She tried to remember when the midnight phone calls had begun. The hushed tones and whispers had turned into a regular event only months into their marriage. When she questioned Jeb, his reaction had been anger.
“What is so important that it can’t wait until morning?”
“Don’t you start trying to suffocate me,” he told her abruptly after she asked who had called. It was five minutes after midnight. They’d been asleep for about an hour.
“Whatever it is can wait until morning.” She tried to convince him to return to bed as he slipped into a pair of worn jeans.
“I won’t be gone long,” he told her.
“But where are you going?”
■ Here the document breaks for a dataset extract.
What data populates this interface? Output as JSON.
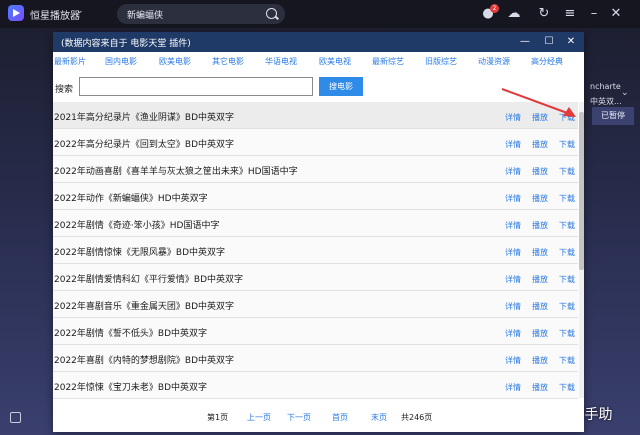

“That’s really none of your business,” he said buttoning his shirt. She heard the front door slam and the car start up in the garage. That was how it started before her suspicions turned into fear and doubt, then anger. The times he left the house late at night became more frequent, returning hours later with no explanation.
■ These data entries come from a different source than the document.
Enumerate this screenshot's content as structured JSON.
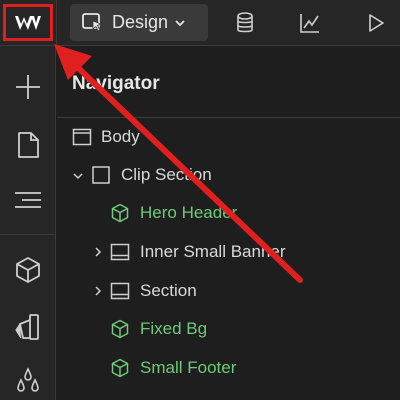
{
  "topbar": {
    "mode_label": "Design",
    "icons": [
      "webflow-logo-icon",
      "pointer-icon",
      "chevron-down-icon",
      "database-icon",
      "chart-icon",
      "play-icon"
    ]
  },
  "rail": {
    "icons": [
      "plus-icon",
      "page-icon",
      "navigator-icon",
      "cube-icon",
      "style-manager-icon",
      "drops-icon"
    ]
  },
  "navigator": {
    "title": "Navigator",
    "items": [
      {
        "label": "Body",
        "type": "body",
        "color": "#d9d9d9"
      },
      {
        "label": "Clip Section",
        "type": "div",
        "color": "#d9d9d9"
      },
      {
        "label": "Hero Header",
        "type": "component",
        "color": "#6fca79"
      },
      {
        "label": "Inner Small Banner",
        "type": "section",
        "color": "#d9d9d9"
      },
      {
        "label": "Section",
        "type": "section",
        "color": "#d9d9d9"
      },
      {
        "label": "Fixed Bg",
        "type": "component",
        "color": "#6fca79"
      },
      {
        "label": "Small Footer",
        "type": "component",
        "color": "#6fca79"
      }
    ]
  },
  "colors": {
    "accent_red": "#e0201f",
    "component_green": "#6fca79",
    "panel_bg": "#1e1e1e",
    "bar_bg": "#262626"
  }
}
She was sorting laundry when something fell out of Jeb’s pocket. Scribbled on a piece of scrap paper was a phone number she didn’t recognize. She memorized the number and when curiosity got the best of her, she dialed it. It rang ten times unanswered before she hung up. When Jeb came in from the garage at lunchtime, she confronted him.
“What’s this?” he asked picking up the note she’d put next to his lunch plate.
“You tell me,” Connie retorted. He flew into a rage.
“You’re nothing more than an old snoop,” he shouted. She bit her tongue to keep from saying something she'd regret.
From that point forward, things grew progressively worse. Looking back now, Connie realized how little she’d really known about him when they married. When she’d moved into his house, he’d had few personal possessions, no verifiable history to speak of other than his conveniently vague stories.
She was glad to be on the road again, just her and the dogs, the way it had been before Jeb. The puppies lay fast asleep in their box as the car bounced along. Connie checked her speed and noticed the fuel gauge was getting close to empty. Queenie trained her golden eyes on her mistress’s unusually tense form, glancing occasionally out of the passenger’s window at a passing car.
“We’ll have to stop for gas before too long,” she told Queenie. The next billboard she passed showed several icons for food, gas and lodging with a warning.
“Last gas station for the next 55 miles,” she read aloud. She moved into the far right lane and prepared to get off at the next exit. She wanted to take no chances of running out of fuel on this deserted highway. It was only a couple of hours since they left the motel but she knew the dogs were eager to take a walk. At the end of the off ramp there were green signs pointing in either direction for food and fuel. She took the cross road to the right towards a service station brand she knew. Slowly creeping to a stop, the car that had been following her waited patiently until she was nearly out of sight before turning right. He watched her pull up next to the bays and turned in a few seconds later, parking next to the convenience store.
© 2017 Peg Cole